Creamed honey is honey that has been processed to control crystallization. Nothing is added. It’s just been stirred or whipped at a specific temperature.

Spending a lot of money for honey does not mean you’ll get better honey. It just means that someone’s marketing scheme worked on you.

Honey sold in glass jars is not necessarily any better than honey sold in plastic jars. In fact, many beekeepers package their honey in plastic containers — even the bear squeeze containers! — for sale because they’re cost effective, they’re lightweight, and they don’t break. Do you think it’s a good idea to shlep heavy cases of glass jars around from one farmer’s market to the next?

Storing Honey

Store honey in the container you got it in. I generally put my honey comb in plastic containers so that’s what I store it in. When I extract honey, I usually put it in quart-sized glass mason jars so that’s what I store it in.

If you’re refrigerating your honey, take it out of the refrigerator now. It doesn’t belong there. Refrigerating it can hasten crystallization. While crystallization doesn’t make the honey taste bad, it does ruin its nice, smooth texture.

If your honey gets crystalized, you can heat it to dissolve the crystals. You can do this in the microwave if you like or by putting the honey container in a bath of warm water.

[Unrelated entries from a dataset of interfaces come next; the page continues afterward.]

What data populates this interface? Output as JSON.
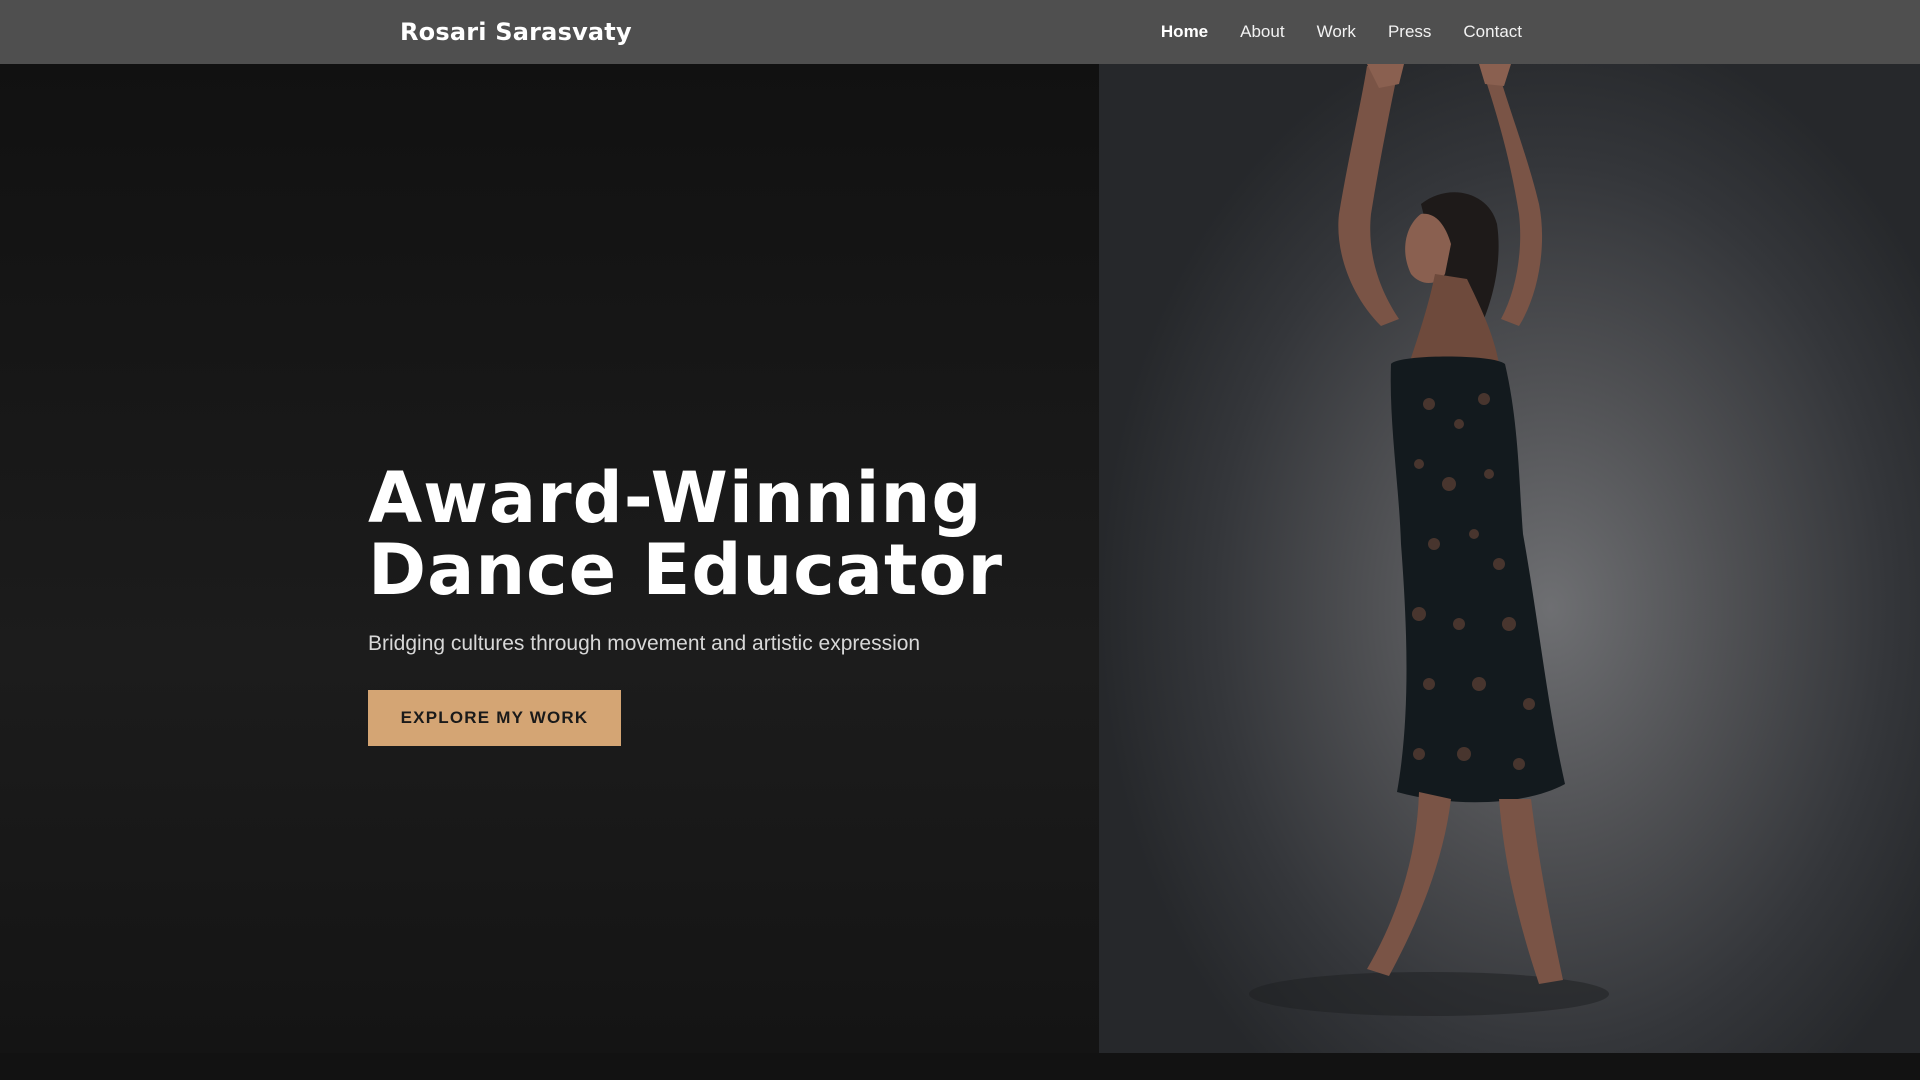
{
  "header": {
    "brand": "Rosari Sarasvaty",
    "nav": [
      {
        "label": "Home",
        "active": true
      },
      {
        "label": "About",
        "active": false
      },
      {
        "label": "Work",
        "active": false
      },
      {
        "label": "Press",
        "active": false
      },
      {
        "label": "Contact",
        "active": false
      }
    ]
  },
  "hero": {
    "headline_line1": "Award-Winning",
    "headline_line2": "Dance Educator",
    "subtitle": "Bridging cultures through movement and artistic expression",
    "cta_label": "EXPLORE MY WORK"
  },
  "colors": {
    "navbar_bg": "#4f4f4f",
    "page_bg": "#131313",
    "accent": "#d4a574"
  }
}
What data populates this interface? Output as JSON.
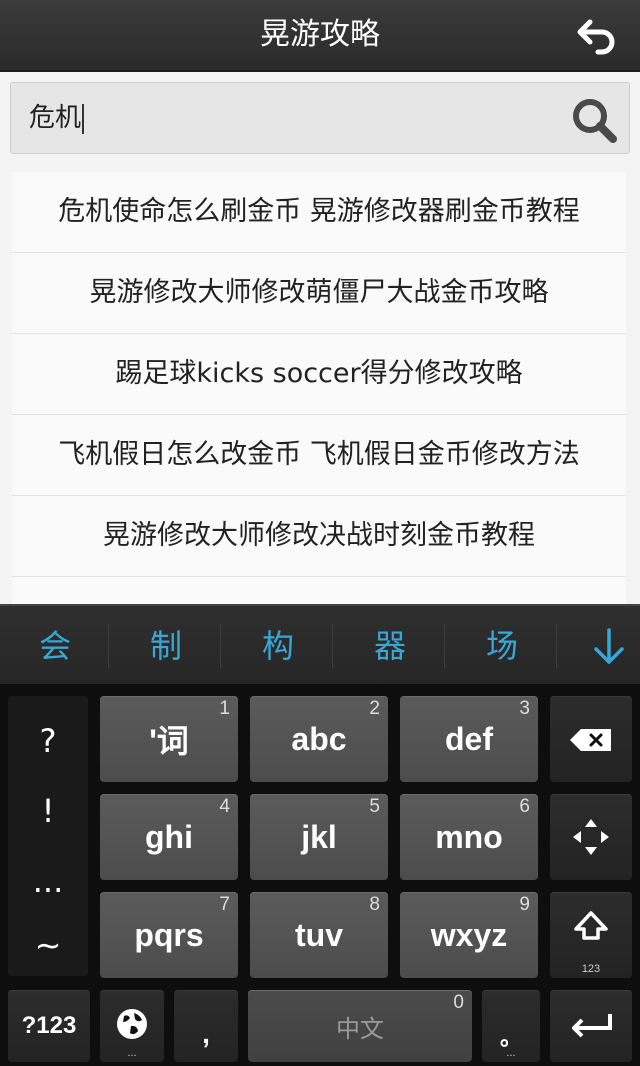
{
  "header": {
    "title": "晃游攻略",
    "back_icon": "undo-arrow-icon"
  },
  "search": {
    "value": "危机",
    "icon": "search-icon"
  },
  "suggestions": [
    "危机使命怎么刷金币 晃游修改器刷金币教程",
    "晃游修改大师修改萌僵尸大战金币攻略",
    "踢足球kicks soccer得分修改攻略",
    "飞机假日怎么改金币 飞机假日金币修改方法",
    "晃游修改大师修改决战时刻金币教程"
  ],
  "keyboard": {
    "candidates": [
      "会",
      "制",
      "构",
      "器",
      "场"
    ],
    "candidate_color": "#39a7d6",
    "symbols": [
      "?",
      "!",
      "...",
      "~"
    ],
    "keys": [
      {
        "label": "'词",
        "num": "1"
      },
      {
        "label": "abc",
        "num": "2"
      },
      {
        "label": "def",
        "num": "3"
      },
      {
        "label": "ghi",
        "num": "4"
      },
      {
        "label": "jkl",
        "num": "5"
      },
      {
        "label": "mno",
        "num": "6"
      },
      {
        "label": "pqrs",
        "num": "7"
      },
      {
        "label": "tuv",
        "num": "8"
      },
      {
        "label": "wxyz",
        "num": "9"
      }
    ],
    "shift_sub": "123",
    "bottom": {
      "symbols_key": "?123",
      "globe_sub": "...",
      "comma": ",",
      "space_label": "中文",
      "space_num": "0",
      "period": "。",
      "period_sub": "..."
    }
  }
}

They crystals will come back when the honey cools.

Beekeeping Costs

The main cost of producing honey is buying the equipment: hive boxes, frames, bottoms and tops, beekeeper suit, etc. My initial investment was about $500. I’ve since spent about $1,000 more — I really do know how to throw money at a hobby — but now have what I need for six hives. You can save money by building your own bee boxes and frames.

All of the equipment is reusable, so once you’ve made the investment, the only thing you’ll spend to keep bees and make honey is your time. This year, I was neglectful — my new home under construction kept me very busy — but my bees didn’t seem to care. They did their thing — including keeping my vegetable garden pollinated — and I pulled another 6 frames of honey out of my hives. That’ll probably yield about 2-1/2 gallons.

And yes, I do hope to sell some of it. In glass jars with fancy packaging. In roadside fruit stands that cater to tourists from Seattle.

Heck, if a fancy jar and high price tag makes people think they’re getting something extra special, why not play the game?

IRS Tax Payment Rejection Scam

Are people really this stupid?

I got an email message from “” today claiming that:

Your federal Tax payment (ID: HF2IRS598523201), recently sent from your checking account was returned by the your financial institution.

For more information, please download notification below. (Security PDF Adobe file)[REDACTED].php


Are people really stupid enough to click a link on a site based in the UK for an IRS tax issue? Are people really stupid enough to click a link to a PHP file that’s supposed to be a PDF file?

Here’s a copy of the message. If you got one of these, “raise your hand” by posting a comment below. I’m curious.

And spread the word; you have no idea how much it irks me that scammers are preying upon people dumb enough to believe crap like this.

Tax Scam Email